Redefining Customer Interaction: The Rise of the Machine Customer

Een nieuwe definitie van klantinteractie: De opkomst van de machine klant

In a bold move towards the future, Deutsche Telekom, once a state-owned telecommunications giant, is doubling down on the automation of customer interactions. The head of their innovation team, Claudia Nemat, is setting the stage for a paradigm shift, where interacting with a human employee remains an option but not the sole focus. This strategic move acknowledges the evolving preferences of customers, who are increasingly open to the idea of engaging with digital companions instead of navigating traditional customer service channels.

As the curtain lifts on the potential of GenAI in the customer contact sector, we find ourselves standing at the forefront of a transformative journey. The push towards heightened automation is fueled by various factors, including high employee turnover, soaring wage costs, and the challenges posed by a competitive labor market. Recent conversations with pioneers in customer contact unveil a sentiment that AI is not merely an assisting tool but is becoming the primary driving force, reshaping the role of customer contact employees into more strategic positions as ‘controllers’ and ‘directors’ rather than mere executors.

Simultaneously, customers are experiencing a shift in the dynamics of their interactions. We’ve become accustomed to the convenience of chatbots, self-service platforms, and interactive web pages. Engaging in conversation with machines, whether through speech routing or virtual assistants like Siri, has become second nature. However, existing applications have limitations, as seen in Siri’s struggles to seamlessly integrate with other apps and the inability of speech routing to smoothly connect with a CEO’s mobile number.

Accenture’s ‘Technology Vision 2024’ foresees a future where chatbots move beyond mere dialogue and transition towards task completion by 2028. This marks a significant departure from conventional conversational interfaces. Looking ahead, the vision extends to a smartphone operating on an AI agent instead of standalone apps, predicted to materialize by 2031. The prerequisites include enhancing Large Language Models (LLMs) to bolster logical reasoning (‘chain of thoughts’) and enabling them to independently craft software solutions, termed ‘Large Language Models as Tool Makers’ (LATM).

Contrary to Accenture’s projections, the unveiling of Rabbit R1 by Jesse Lyu at the CES technology fair in Las Vegas on the same day as the Technology Vision release adds an unexpected twist. Positioned as “the future of human-machine interface,” Rabbit R1 operates as a standalone mini-computer based on Large Action Models (LAM). It not only comprehends intentions but autonomously learns to interact with external interfaces and execute actions. In practical terms, Rabbit R1, acting as an AI agent, can place orders on behalf of its owner, arrange pizza deliveries, or even hail an Uber.
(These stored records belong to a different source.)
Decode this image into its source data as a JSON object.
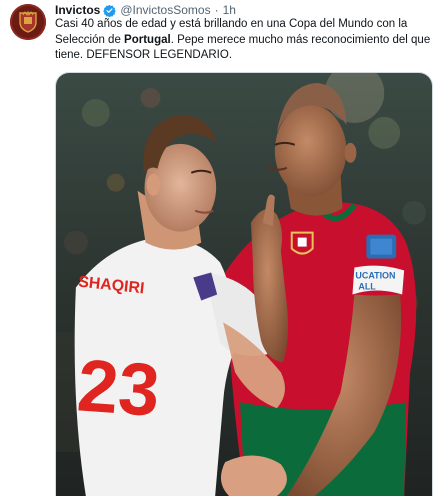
{
  "tweet": {
    "author_name": "Invictos",
    "handle": "@InvictosSomos",
    "separator": "·",
    "time": "1h",
    "text_part1": "Casi 40 años de edad y está brillando en una Copa del Mundo con la Selección de ",
    "text_bold": "Portugal",
    "text_part2": ". Pepe merece mucho más reconocimiento del que tiene. DEFENSOR LEGENDARIO.",
    "media": {
      "jersey_name": "SHAQIRI",
      "jersey_number": "23",
      "armband_text_1": "UCATION",
      "armband_text_2": "ALL",
      "colors": {
        "portugal_red": "#c8102e",
        "portugal_green": "#0b6b3a",
        "swiss_white": "#f2f2f2",
        "swiss_red": "#e0241f"
      }
    }
  },
  "icons": {
    "verified": "verified-badge-icon",
    "avatar": "invictos-logo-icon"
  }
}
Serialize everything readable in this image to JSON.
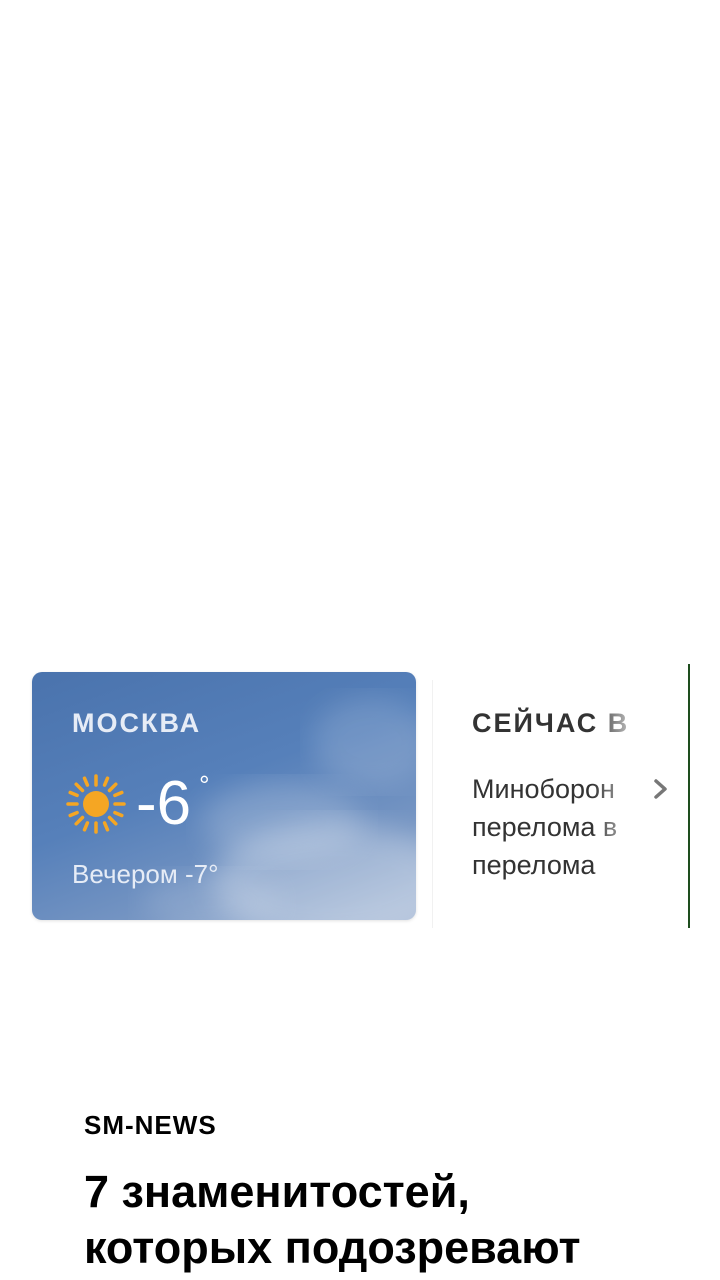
{
  "weather": {
    "city": "МОСКВА",
    "temperature": "-6",
    "degree_symbol": "°",
    "evening": "Вечером -7°",
    "icon": "sun-icon"
  },
  "news_widget": {
    "title": "СЕЙЧАС В",
    "lines": [
      "Миноборон",
      "перелома в",
      "перелома"
    ],
    "icon": "chevron-right-icon"
  },
  "article": {
    "source": "SM-NEWS",
    "title_lines": [
      "7 знаменитостей,",
      "которых подозревают"
    ]
  },
  "colors": {
    "weather_card": "#5680ba",
    "accent_line": "#1e4d1e",
    "sun": "#f5a623"
  }
}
This groundbreaking development urges contact center managers to contemplate the emergence of the ‘machine customer.’ Questions abound about integrating the machine customer into CRM systems and training programs. Additionally, considerations are needed for handling unconventional machine behavior, such as unauthorized usage. When anomalies occur, the dilemma emerges: should customer service reach out through traditional means, or is a digital message to the machine customer more appropriate? The broader discussion extends to whether companies should embrace machine customers as part of their clientele and whether Rabbit can seamlessly navigate through Interactive Voice Response (IVR) systems.

In conclusion, we find ourselves at the cusp of a new era in customer interactions with the advent of the machine customer, exemplified by the introduction of Rabbit. As businesses navigate these uncharted waters, adapting strategies and systems becomes imperative to embrace the machine customer within a seamlessly interconnected digital ecosystem.